DevOps.com: What does this mean when it comes to impact, can the deficits be measured?
Behr: Yes, because it ends up taking you forever to get anything out. You’re now suffering from that nasty cycle of unplanned work. It’s similar to all of the work that they call failure demand, where the failures in the quality of what you build are creating demand for work. You’ve already got competition for that work, because your company wants to release new value features, but you can’t because you’re cleaning up the old messes. It’s ugly.
Now, and the other thing that’s interesting too, here, is that when you move to SaaS, you’re moving to more release cycles per year. The average SaaS provider is going through four major platform upgrades a year. They’re doing four releases. Think about that change from a traditional model, where you’re adding three more releases a year, essentially.
And every release requires maintenance releases, so now you’re going to have patches. A lot of these companies have been putting SaaS into place, but there’s not a whole lot of SasS that’s profitable from a business perspective right now. There are a lot of companies doing it, but there are not a lot of companies that are in the black. What’s interesting is that they’re spending a lot of labor to maintain the software. It’s expensive, and you have to build it before the customers come. That’s why we see so many people come and go out of that space.

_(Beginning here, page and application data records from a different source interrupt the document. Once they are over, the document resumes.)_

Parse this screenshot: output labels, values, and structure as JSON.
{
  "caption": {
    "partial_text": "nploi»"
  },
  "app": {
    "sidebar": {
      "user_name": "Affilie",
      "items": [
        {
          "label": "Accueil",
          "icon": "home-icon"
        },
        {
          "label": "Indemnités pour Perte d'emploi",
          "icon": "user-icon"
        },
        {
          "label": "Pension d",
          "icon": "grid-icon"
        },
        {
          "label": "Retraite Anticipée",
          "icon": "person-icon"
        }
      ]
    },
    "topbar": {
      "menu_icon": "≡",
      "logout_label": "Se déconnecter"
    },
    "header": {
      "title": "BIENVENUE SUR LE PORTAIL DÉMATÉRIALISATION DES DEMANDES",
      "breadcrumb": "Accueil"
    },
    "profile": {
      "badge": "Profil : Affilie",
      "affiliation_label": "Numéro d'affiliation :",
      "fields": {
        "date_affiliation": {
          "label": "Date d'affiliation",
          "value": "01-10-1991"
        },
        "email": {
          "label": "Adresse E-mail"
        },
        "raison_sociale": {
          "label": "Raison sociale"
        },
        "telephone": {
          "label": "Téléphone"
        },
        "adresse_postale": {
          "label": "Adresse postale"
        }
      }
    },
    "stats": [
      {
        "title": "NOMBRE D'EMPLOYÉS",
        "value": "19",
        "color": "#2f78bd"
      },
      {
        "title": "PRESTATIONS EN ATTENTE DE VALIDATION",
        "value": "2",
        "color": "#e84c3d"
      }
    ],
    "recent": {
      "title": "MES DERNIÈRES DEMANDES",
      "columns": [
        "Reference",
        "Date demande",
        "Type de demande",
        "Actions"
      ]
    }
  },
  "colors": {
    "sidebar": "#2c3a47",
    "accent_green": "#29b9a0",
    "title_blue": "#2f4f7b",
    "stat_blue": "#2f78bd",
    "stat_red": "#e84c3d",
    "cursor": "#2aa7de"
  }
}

DevOps.com: What does that mean for business then, when it comes to success and IT’s relationship to business success?
Behr: I think what’s interesting is that you’re hearing business people’s expectations change. The business always used to say, “Well, I need that thing tomorrow.” And IT would say, “Well, you’re going to get it when you get it.” Now the business is coming back, saying, “No, I need that tomorrow, because my competitor already has it.” Those rushed cycles used to be crying wolf. But today there is legitimacy to the pressure. They’re actually crying wolf because the wolf is there.
The dinosaurs are going to be in big trouble, because they are competing with organizations that can do 10, 15, 20 or 40 deploys a day.
Some are deploying with feature switches, as dark code, so all of those deploys that they’re doing may not even be active features that people are using. But they’ll turn on a feature, see if it works, and if it doesn’t they will turn it back off. No customer impact. They test it in production. They can also then roll out code that nobody even knows is there, and also be testing it on actual, live infrastructure. What they’re doing is improving so much faster than everybody else this way.
These organizations are going to separate themselves from the pack because of how efficient they are becoming. This is how DevOps is one of those approaches that a lot of organizations are using to make it harder for other people to catch up with them. If they’re a super-predator, in other words if they have a breakthrough idea that nobody else does in some sort of technology, why not spend the dollars and couple that technology with a service approach, or a design from an organizational perspective, so that you can continue to out-improve everybody? DevOps does this.
You’d be insane not to. So now you have a dual threat. You’re not just offering a better product, but you’re a better product that’s actually iterating faster and separating at a rate that’s going to be hard for other people to deal with. This is how the slow moving enterprise is losing right now. It’s content to think that it’s not losing that bad. The thing is, the game is changing so fast in organizations that are able to do this that they’re able to separate so much faster, and outcompete those that can’t.